    In the end, one survives such things by integrating them into the self. For some time after the accident, I shoved it aside in my mind and didn’t speak of it. But as I’ve grown older, the experience has become part of me, and it has come to instruct my living. God knows I’m a very careful driver now, but there are other ways, too. I’m respectful of children, and I recognize my reponsibility to them. I’m slower to criticize others’ “stupid” mistakes. I’m forgiving.

    That’s what I think is going on with our protagonist, he’s working through the process of integrating this into his self. Sometimes the heroic choice you make is to accept what is your lot and go on living.

    Am I projecting? Probably. I don’t care. I like the story.

  23. LaShawn says:

    I like this story, particularly because of all the manipulative elements in it. The fact that I know that the writing is attempting to pull at my heartstrings, and yet I fall for the sentamentality anyway, well–I found it to be well-done. And really, the message behind the story is a good one. It’s good to step back, slow down, take a breather. And I am also glad that ultimately, the protagonist recognized this, even though he knew he was being manipulated into it. It’s a hard lesson to learn.

  24. sdd says:

    Great idea, not about the tech or the use of the tech but the idea that we think we know but we really don’t know it feels.

    We all are disconnected in some way from each other. Even the father talking to the hologram as if it was his daughter. That was a bit freaky.

    Also find it funny that if we had this technology we would use it for something so banal as speeding.

    Why not use it to relive being in love for the first time, being hugged by your child or just relaxing and being happy.

    But no, it seem normal that we would use such impressive technology to brow beat people to slow down. Better to mandate the use of a stick than offering a carrot.

    Like others have said in this section. This story is what SF is all about.

    JB – thanks for sharing your comments it was well thought out and heart felt.

  25. fabkebab says:

    Wow – I really enjoyed this story – I thought it was a standout in my time spent listening to escape pod – Perhaps I am at a different time in my life from many of the podcast fans (I have children) but I thought this was thought provoking and well paced

  26. Blaine Boy says:

    First off: Tony, you have me hooked, I must subscribe to the Starship now.

    Second, and this is mostly to D.C., the resolution is that he is no longer really suffered. He has learned his lesson that he must be more responsible but also enjoy the life he has including the time he has with his children.

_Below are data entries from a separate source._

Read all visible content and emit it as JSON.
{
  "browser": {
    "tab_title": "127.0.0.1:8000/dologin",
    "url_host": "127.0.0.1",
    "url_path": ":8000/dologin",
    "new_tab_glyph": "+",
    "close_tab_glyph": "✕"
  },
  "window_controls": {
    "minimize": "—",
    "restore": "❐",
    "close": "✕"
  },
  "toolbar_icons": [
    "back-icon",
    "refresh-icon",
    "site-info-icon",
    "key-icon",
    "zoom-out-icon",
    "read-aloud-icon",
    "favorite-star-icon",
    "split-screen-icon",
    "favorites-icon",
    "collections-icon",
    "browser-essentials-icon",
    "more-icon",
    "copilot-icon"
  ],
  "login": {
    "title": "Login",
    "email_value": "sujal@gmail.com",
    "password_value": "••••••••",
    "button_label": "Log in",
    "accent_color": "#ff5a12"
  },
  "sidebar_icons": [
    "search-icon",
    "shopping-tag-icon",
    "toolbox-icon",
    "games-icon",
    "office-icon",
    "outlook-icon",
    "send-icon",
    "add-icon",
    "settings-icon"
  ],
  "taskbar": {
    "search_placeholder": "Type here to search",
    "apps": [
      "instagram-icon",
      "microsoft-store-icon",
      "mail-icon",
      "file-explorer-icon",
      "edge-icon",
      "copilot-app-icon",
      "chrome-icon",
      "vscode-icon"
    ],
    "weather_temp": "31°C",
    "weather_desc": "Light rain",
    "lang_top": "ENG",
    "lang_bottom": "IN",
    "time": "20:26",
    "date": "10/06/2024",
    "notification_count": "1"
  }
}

    Anyways it was a cool story with a great lesson. See ya ‘Scapers! (Guest hosts should say that at the end of their outros)

    Sincerely,
    The Blaine Boy

  27. MasterThief says:

    This is the only Escape Pod story that both creeped me out and pissed me off. No, I don’t care how pure the motives are, any government that claims the right to muck around in people’s heads like that over a f#$^g traffic ticket is not a government that I would willingly live under.

  28. [...] to “This Is How It Feels” by Ian Creasey at Escape [...]